What Is the Communist Party?
The Communist Party is the only formal political organization permitted by the Soviet constitution. All control of political and economic life in the Soviet Union is centered in its hands. It is the ultimate source of power, the brains of the government, the unifying bond in a land of endless diversity.
The constitution of 1936 gives citizens the right to unite in various Communist-led organizations—trade unions, cooperative associations, youth, sport, and defense organizations, and cultural and scientific societies. All of these may nominate candidates for election to the soviets. But it does not permit the formation of political groups other than the Communist Party, which it describes as “the vanguard of the working people in their struggle to strengthen and develop the socialist order.” Stalin himself stated in 1936 that the constitution did not alter the position of the Communist Party.
The Soviet Union is thus a one-party state and this in fact means a one-party dictatorship. While citizens who are not party members may be elected to government bodies, the Communist Party controls all major legislative and administrative organs, and loyal party members occupy many responsible political and economic posts.

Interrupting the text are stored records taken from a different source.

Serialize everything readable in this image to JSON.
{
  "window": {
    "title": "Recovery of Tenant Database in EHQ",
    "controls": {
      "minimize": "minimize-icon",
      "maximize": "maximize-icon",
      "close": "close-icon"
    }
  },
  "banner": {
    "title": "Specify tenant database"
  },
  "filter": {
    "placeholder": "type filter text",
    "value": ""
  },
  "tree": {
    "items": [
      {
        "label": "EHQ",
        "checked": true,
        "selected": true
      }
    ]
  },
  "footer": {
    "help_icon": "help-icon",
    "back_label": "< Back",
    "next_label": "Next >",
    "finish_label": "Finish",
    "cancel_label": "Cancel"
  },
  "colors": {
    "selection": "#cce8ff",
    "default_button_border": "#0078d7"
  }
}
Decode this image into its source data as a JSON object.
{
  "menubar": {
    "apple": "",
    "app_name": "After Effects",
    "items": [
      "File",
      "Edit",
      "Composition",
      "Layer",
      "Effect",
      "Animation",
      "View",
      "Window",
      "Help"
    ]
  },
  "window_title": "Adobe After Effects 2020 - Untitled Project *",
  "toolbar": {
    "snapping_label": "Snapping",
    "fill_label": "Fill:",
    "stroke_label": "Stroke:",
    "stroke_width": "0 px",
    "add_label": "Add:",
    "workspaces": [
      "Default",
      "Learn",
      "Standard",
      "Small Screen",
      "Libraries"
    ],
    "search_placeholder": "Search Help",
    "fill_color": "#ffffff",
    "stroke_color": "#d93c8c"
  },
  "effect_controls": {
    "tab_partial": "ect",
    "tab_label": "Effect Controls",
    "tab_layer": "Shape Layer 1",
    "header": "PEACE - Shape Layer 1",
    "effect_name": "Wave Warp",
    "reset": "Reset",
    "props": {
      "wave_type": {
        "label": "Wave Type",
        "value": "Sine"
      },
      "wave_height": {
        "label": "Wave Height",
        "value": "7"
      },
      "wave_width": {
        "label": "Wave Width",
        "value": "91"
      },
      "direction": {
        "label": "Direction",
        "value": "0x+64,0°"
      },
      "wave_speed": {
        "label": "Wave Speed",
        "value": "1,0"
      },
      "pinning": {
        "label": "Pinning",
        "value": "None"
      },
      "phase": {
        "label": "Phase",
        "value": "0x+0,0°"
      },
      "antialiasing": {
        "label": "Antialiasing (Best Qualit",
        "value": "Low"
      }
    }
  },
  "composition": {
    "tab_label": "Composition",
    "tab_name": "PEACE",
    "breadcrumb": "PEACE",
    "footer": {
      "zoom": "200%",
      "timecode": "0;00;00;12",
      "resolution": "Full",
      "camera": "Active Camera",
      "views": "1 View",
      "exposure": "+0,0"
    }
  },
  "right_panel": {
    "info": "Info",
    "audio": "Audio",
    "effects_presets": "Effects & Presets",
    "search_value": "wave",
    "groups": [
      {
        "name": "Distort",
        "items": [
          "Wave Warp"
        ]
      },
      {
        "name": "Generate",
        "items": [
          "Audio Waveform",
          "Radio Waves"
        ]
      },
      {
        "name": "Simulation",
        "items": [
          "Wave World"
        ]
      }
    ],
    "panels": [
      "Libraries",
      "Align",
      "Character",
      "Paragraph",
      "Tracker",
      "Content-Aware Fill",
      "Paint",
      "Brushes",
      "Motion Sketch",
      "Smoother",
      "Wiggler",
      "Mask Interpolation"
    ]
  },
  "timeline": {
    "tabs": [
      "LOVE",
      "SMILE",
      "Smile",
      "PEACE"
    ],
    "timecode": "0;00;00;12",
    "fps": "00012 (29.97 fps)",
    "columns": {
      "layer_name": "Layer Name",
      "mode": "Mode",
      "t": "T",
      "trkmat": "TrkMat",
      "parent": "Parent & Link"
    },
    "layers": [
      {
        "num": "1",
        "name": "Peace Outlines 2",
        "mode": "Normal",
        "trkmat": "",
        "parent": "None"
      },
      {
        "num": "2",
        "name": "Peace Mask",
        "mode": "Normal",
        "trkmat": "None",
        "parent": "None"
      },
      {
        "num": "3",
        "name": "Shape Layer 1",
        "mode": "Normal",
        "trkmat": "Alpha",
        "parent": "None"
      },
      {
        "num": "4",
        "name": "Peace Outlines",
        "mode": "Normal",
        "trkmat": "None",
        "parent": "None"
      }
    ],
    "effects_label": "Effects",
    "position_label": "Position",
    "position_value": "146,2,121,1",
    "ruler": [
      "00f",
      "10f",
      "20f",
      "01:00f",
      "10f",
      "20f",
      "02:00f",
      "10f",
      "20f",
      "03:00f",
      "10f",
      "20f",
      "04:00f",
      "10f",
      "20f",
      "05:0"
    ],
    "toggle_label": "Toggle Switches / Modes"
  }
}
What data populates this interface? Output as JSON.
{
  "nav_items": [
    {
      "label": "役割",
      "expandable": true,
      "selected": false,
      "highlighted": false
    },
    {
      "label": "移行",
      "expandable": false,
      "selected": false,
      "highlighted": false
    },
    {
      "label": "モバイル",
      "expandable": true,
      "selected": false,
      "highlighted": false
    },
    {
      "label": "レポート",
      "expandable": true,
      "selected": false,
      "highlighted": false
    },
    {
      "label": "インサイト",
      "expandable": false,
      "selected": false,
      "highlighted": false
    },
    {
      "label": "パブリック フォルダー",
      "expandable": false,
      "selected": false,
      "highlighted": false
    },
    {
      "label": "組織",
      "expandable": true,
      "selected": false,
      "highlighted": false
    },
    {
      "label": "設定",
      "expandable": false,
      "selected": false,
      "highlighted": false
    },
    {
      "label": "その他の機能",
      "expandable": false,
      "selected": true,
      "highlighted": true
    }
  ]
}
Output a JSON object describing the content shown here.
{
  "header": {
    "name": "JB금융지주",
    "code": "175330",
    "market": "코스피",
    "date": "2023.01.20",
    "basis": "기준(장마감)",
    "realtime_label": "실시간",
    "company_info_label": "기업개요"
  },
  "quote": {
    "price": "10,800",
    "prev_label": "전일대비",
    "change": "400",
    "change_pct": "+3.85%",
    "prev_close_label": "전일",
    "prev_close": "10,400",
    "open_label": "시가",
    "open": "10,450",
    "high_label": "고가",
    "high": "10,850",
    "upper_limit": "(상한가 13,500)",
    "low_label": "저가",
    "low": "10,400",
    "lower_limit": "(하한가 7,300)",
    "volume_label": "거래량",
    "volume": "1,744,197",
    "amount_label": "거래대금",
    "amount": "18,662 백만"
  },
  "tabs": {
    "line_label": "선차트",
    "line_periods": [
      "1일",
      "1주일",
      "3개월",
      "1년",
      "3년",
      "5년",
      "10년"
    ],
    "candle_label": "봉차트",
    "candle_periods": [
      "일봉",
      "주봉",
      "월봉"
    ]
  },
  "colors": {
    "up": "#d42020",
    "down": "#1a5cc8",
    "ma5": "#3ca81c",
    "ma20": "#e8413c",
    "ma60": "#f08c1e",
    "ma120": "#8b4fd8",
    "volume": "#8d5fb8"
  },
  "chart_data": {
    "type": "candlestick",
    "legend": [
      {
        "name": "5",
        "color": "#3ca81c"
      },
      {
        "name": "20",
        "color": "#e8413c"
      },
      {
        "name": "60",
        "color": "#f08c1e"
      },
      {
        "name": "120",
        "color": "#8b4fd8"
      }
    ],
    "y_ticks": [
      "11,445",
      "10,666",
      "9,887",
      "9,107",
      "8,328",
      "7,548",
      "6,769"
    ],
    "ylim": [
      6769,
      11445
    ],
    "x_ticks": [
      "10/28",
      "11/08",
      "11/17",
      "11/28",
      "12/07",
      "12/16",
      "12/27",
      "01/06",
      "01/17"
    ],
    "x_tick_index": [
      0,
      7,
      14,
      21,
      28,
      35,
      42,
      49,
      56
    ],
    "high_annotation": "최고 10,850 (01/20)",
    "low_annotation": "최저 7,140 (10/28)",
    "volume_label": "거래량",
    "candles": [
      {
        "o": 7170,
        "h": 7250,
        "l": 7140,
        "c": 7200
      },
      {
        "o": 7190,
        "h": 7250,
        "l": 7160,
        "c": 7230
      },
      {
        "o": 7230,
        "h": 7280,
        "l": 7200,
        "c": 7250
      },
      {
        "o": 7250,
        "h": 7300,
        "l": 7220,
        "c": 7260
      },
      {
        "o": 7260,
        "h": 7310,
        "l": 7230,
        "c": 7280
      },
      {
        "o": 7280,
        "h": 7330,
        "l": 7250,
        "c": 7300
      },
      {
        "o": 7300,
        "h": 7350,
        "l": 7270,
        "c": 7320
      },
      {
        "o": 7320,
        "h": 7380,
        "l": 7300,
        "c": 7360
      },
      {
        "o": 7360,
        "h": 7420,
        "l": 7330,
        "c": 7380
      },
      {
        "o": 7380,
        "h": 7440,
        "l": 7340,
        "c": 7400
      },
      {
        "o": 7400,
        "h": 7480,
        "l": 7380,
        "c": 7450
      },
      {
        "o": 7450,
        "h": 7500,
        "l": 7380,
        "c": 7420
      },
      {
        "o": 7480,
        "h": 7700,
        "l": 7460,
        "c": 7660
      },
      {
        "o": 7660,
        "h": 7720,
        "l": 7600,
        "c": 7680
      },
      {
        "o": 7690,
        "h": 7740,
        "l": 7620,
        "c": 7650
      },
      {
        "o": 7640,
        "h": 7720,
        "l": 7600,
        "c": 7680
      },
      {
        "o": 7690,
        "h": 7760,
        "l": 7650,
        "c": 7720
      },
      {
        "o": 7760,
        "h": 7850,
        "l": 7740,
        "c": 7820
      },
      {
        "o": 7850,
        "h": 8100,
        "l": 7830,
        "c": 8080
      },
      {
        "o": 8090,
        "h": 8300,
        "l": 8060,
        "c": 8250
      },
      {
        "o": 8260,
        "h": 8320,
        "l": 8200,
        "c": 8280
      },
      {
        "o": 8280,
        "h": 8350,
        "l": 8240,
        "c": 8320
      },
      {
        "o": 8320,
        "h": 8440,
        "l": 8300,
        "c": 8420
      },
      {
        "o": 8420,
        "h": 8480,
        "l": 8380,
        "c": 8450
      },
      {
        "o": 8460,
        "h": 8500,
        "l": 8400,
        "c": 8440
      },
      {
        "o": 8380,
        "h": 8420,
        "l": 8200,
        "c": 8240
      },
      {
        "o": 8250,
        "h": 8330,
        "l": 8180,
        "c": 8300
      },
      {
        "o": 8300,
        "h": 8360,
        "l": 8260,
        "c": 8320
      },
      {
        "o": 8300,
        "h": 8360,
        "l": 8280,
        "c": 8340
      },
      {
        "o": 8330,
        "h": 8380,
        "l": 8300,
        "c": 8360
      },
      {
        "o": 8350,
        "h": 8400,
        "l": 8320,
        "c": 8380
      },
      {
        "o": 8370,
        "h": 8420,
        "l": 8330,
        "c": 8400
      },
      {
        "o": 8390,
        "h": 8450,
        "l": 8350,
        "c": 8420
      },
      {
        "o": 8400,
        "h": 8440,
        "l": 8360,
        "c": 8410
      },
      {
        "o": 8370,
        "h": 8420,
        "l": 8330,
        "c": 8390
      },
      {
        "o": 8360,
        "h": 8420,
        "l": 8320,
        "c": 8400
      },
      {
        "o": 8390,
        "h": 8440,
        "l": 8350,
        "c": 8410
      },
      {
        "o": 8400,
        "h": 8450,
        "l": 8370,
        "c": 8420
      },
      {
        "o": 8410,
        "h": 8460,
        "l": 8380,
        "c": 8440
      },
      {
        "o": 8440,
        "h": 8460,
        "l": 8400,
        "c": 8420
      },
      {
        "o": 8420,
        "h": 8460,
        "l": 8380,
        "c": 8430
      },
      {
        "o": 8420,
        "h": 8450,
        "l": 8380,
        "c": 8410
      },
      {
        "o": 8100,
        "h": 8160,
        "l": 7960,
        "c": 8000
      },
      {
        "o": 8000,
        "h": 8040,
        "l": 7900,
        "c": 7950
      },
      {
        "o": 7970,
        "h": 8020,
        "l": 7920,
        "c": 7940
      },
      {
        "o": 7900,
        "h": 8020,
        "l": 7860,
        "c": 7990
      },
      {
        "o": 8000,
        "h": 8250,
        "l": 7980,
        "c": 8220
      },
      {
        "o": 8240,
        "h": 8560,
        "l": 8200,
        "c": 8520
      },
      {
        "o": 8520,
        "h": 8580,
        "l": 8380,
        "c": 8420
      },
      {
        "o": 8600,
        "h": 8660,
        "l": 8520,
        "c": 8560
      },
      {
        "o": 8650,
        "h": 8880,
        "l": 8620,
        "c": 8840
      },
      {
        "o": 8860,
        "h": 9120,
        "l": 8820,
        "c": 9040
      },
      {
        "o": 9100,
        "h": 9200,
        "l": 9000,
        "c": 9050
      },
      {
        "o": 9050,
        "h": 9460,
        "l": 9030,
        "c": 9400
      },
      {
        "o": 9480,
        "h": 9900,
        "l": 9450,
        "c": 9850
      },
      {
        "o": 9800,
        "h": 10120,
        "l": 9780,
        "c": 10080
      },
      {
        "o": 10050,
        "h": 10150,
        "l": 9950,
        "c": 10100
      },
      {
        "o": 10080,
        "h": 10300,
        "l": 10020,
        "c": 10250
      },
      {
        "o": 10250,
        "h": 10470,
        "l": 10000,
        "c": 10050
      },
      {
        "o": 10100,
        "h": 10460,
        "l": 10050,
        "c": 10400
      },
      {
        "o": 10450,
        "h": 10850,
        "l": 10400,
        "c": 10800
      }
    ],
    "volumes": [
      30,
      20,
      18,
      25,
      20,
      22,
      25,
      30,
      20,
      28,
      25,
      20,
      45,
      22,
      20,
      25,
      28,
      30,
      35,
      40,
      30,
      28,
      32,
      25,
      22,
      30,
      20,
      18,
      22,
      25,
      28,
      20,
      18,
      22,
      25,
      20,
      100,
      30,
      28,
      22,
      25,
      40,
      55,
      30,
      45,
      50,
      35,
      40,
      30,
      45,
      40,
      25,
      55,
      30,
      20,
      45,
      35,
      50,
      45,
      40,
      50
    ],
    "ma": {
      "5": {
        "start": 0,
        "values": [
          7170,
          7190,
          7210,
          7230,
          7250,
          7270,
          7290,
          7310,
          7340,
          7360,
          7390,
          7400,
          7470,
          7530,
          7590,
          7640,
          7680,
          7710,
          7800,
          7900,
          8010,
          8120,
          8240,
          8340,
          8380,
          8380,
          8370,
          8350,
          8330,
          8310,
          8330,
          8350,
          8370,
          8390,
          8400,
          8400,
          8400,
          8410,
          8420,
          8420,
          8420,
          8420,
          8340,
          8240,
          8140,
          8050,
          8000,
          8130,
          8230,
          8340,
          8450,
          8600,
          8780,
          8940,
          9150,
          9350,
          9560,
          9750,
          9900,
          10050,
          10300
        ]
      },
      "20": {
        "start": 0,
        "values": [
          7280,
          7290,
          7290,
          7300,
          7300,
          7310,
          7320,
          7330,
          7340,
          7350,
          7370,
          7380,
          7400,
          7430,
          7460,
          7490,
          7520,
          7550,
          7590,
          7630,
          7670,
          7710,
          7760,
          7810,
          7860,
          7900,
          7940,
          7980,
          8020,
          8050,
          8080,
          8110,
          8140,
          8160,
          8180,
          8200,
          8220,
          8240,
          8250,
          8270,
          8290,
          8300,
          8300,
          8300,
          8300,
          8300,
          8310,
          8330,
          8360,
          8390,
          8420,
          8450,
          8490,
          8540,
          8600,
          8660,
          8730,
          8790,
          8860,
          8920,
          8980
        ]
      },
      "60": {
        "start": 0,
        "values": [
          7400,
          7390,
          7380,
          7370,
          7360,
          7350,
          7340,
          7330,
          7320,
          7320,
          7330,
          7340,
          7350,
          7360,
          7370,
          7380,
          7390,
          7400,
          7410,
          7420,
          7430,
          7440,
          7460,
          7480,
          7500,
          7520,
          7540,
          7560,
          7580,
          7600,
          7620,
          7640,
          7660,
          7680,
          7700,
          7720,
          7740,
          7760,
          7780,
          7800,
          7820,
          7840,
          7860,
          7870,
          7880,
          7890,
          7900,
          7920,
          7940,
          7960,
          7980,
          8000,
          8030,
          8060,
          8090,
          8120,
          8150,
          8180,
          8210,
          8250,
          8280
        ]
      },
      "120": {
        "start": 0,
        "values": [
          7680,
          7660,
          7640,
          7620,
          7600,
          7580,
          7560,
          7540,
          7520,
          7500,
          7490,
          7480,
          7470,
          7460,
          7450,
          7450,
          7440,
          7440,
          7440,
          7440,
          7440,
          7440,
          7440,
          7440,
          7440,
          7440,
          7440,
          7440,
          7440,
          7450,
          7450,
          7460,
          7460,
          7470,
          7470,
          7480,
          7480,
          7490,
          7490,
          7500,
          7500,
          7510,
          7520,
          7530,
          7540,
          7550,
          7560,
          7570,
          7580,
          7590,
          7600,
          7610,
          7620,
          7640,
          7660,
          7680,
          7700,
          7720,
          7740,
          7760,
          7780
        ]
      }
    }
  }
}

The party formulates all important policies—which are then carried into effect by the legislative and administrative machinery of the state. No conflict can therefore arise between government and party, although the two are not formally merged.
According to 1938 figures the Communist Party, whose organization and functions are not described by the constitution, had approximately 2,500,000 members out of a total population of 170,000,000. The number had risen to 4,600,000 by 1943. The relatively small membership is due, in part, to the rigid requirements for admission, in part to the searching control exercised by party officials through periodic investigations.
The real seat of power
The nucleus of party organization is the party unit, which must include not less than three party members and may be formed in factory, village, or office. The party units elect delegates by secret ballot to a series of party organs, reaching the top of the pyramid in the All-Union Party Congress, the supreme organ of authority. This body, according to the party statutes, is to meet every 2 years. However, there has been no full-dress Congress since 1939.
Between sessions the Congress delegates its powers to a central committee, which it elects by secret ballot. The central committee, composed of 71 members, in turn elects a secretariat, an organization bureau (Orgbureau) which is entrusted with administrative functions, and a political bureau (Politbureau) of 9 members. The Politbureau is concerned with formulation of party policies and is the real source of authority and power in the Soviet Union.
The members of the Politbureau are named by secret ballot in the central committee of the Communist Party. But in practice their selection is determined by Stalin, secretary-general of the party since 1922 and himself -a member of the Politbureau. While Stalin occupied no important post in the government until 1941—when, like Lenin in the early years of the regime, he became premier—he has long exercised a decisive influence on both party and government policy.
All fundamental problems of party and government policy are first threshed out in the Politbureau, whose meetings are not open to the public. Such far-reaching developments as the Five-Year Plans, the “liquidation” of the kulaks, and the project for revision of the constitution, originated not with the organs of the Soviet government, but with the Politbureau of the party. There they were actually formulated by Stalin and his closest associates. This predominance of the party over the government, as already pointed out, means that the is and can be no political conflict between them. All leading Soviet officials are members of the party, while the majority of the members of the Politbureau occupy responsible govern merit positions.
The “party line”
The statutes of the party provide for freedom of discussion regarding controversial questions. Once a decision has been reached, however, party discipline demands the cessation of discussion. Thereupon, all party organs, as well as Communist groups in nonparty organizations (soviets, trade or professional unions, and cooperative associations), must immediately give effect to party rulings or, in common parlance, follow the “party line.” Dissenters of both Right and Left—for example Rykov and Trotzky—have been severely punished. It would be less than honest if we failed to mention Russian secret-police terror, purges, and concentration camps. The Soviet political system, then, is very different from our own. In contrast to our two-party system, with free expression of political opposition by the minority party, the Russians have a one-party dictatorship. It permits a considerable range of economic and cultural autonomy, but does not tolerate political opposition.